Then, finally, there is a note -- no small one -- of caution: One hydrogen car would cost the same as a warehouse of Corvettes. That wee detail is papered over in the very next line:

"Still, auto industry executives say their business is on the verge of a fundamental change."

Say this for The Washington Post this morning: At least its all-electric car article didn't run on A1 (it's on A7), and the headline, " GM Introduces Plug-In Electric Car" is less breathless. But the lead is very similar.

It calls the car -- for which there is no workable battery, so in fact it's more of a piece of furniture -- an "innovative prototype." And the writer notes, in an overstatement that (considering that lack of battery, again) should give investors more misgivings, that the world's "automakers take on global warming and U.S. dependence on foreign oil."

Washington Post, this is The Business Press Maven speaking. The only way this battery-less car is evidence of automakers taking on global warming and U.S. dependence on foreign oil is if the talent to get transparent public relations efforts taken seriously time after time is a cure for these warm winters or our need to get oil from overseas. That hydrogen car, written about so excitedly by The Washington Post two years ago?

Not even mentioned.

Investors, if you take only one thing The Business Press Maven says this morning as the honest truth, let it be this: An accurate sense of history should throw water (or hydrogen, in this case) on overly excited talk about the future. Moreover, don't invest in new technology until the maker has the battery to run the thing. And short any unearned run in the stock in question.

On to an even less-electric topic. Who's in The Business Press Maven's closet? Joseph Abboud, or at least a lot of his clothes. He makes a good schemata, as they say, and also seems to run a good business. That's why an article in the Boston Globe caught my eye.

It has no directly actionable component (Joseph Abboud is one of the few nonpublic companies I will mention in this space). But it sheds more than a little light on American manufacturing.

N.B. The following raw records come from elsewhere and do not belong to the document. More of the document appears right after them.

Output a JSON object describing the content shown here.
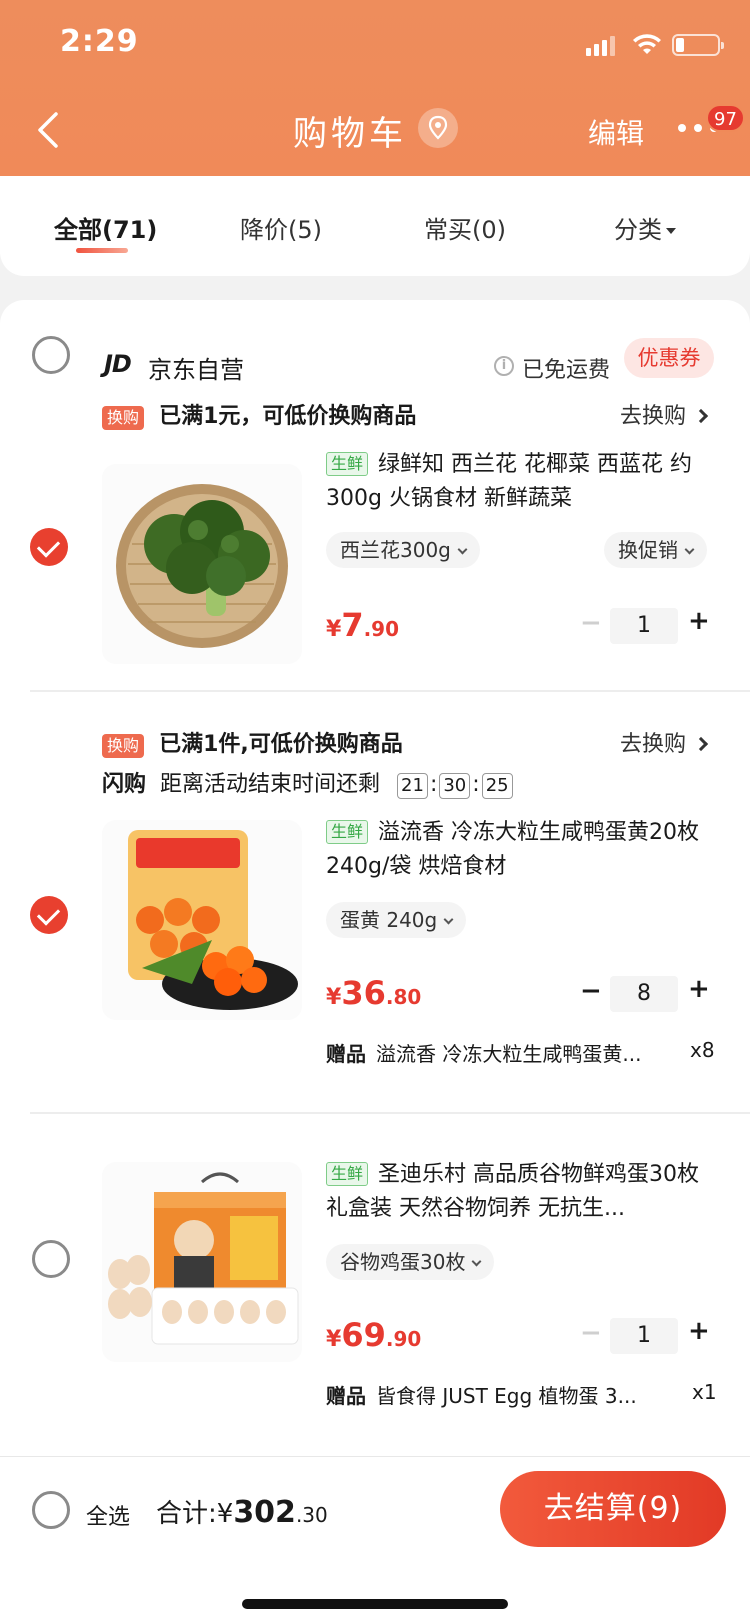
{
  "status": {
    "time": "2:29"
  },
  "nav": {
    "title": "购物车",
    "edit_label": "编辑",
    "badge": "97"
  },
  "tabs": [
    {
      "label": "全部(71)"
    },
    {
      "label": "降价(5)"
    },
    {
      "label": "常买(0)"
    },
    {
      "label": "分类"
    }
  ],
  "store": {
    "logo": "JD",
    "name": "京东自营",
    "shipping": "已免运费",
    "coupon": "优惠券"
  },
  "groups": [
    {
      "tag": "换购",
      "promo": "已满1元，可低价换购商品",
      "action": "去换购",
      "item": {
        "fresh_tag": "生鲜",
        "name": "绿鲜知 西兰花 花椰菜 西蓝花 约300g 火锅食材 新鲜蔬菜",
        "spec": "西兰花300g",
        "promo_select": "换促销",
        "price_symbol": "¥",
        "price_int": "7",
        "price_dec": ".90",
        "qty": "1",
        "checked": true
      }
    },
    {
      "tag": "换购",
      "promo": "已满1件,可低价换购商品",
      "action": "去换购",
      "flash_label": "闪购",
      "flash_text": "距离活动结束时间还剩",
      "timer": [
        "21",
        "30",
        "25"
      ],
      "item": {
        "fresh_tag": "生鲜",
        "name": "溢流香 冷冻大粒生咸鸭蛋黄20枚 240g/袋 烘焙食材",
        "spec": "蛋黄 240g",
        "price_symbol": "¥",
        "price_int": "36",
        "price_dec": ".80",
        "qty": "8",
        "gift_label": "赠品",
        "gift_text": "溢流香 冷冻大粒生咸鸭蛋黄...",
        "gift_count": "x8",
        "checked": true
      }
    },
    {
      "item": {
        "fresh_tag": "生鲜",
        "name": "圣迪乐村 高品质谷物鲜鸡蛋30枚礼盒装 天然谷物饲养 无抗生...",
        "spec": "谷物鸡蛋30枚",
        "price_symbol": "¥",
        "price_int": "69",
        "price_dec": ".90",
        "qty": "1",
        "gift_label": "赠品",
        "gift_text": "皆食得 JUST Egg 植物蛋 3...",
        "gift_count": "x1",
        "checked": false
      }
    }
  ],
  "footer": {
    "select_all": "全选",
    "total_label": "合计:",
    "total_symbol": "¥",
    "total_int": "302",
    "total_dec": ".30",
    "checkout": "去结算(9)"
  },
  "colors": {
    "header": "#f08a59",
    "accent": "#e63a30",
    "fresh": "#35a845"
  }
}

The Business Press Maven is not one to lament the loss of domestic manufacturing. It is generally a dirty, cyclical business, and what has replaced it is not, so good riddance. But in following the public debate over our economy's decreased reliance on manufacturing -- and all the bombast and inaccuracies that get harnessed to it -- I'm convinced of one thing: If the political left and political right are in agreement on the effects of something, then that something will, in the long term, probably never happen.

Sure enough, Joseph Abboud did something that few clothing manufacturers have done in the recent past: It added American manufacturing jobs. The reason? Outsourcing carries hidden costs, including unpredictable shipping costs that require bigger inventories.

Now, one example of a high-end clothing maker that makes even The Business Press Maven look sweet does not make a trend. You would be better off relying on the wishful thoughts of a beleaguered car company. But please keep an eye out for other such anecdotes and send them my way. I'm starting a collection, to go along with my euthanized Himalayan butterflies.
At the time of publication, Fuchs had no positions in any of the stocks mentioned in this column.

A journalist with a background on Wall Street, Marek Fuchs has written the County Lines column for The New York Times for the past five years. He also contributes regular breaking news and feature stories to many of the paper's other sections, including Metro, National and Sports. Fuchs was the editor-in-chief of Fertilemind.net, a financial Web site twice named "Best of the Web" by Forbes Magazine. He was also a stockbroker with Shearson Lehman Brothers in Manhattan and a money manager. He is currently writing a chapter for a book coming out in early 2007 on a really embarrassing subject. He lives in a loud house with three children. Fuchs appreciates your feedback; click here to send him an email.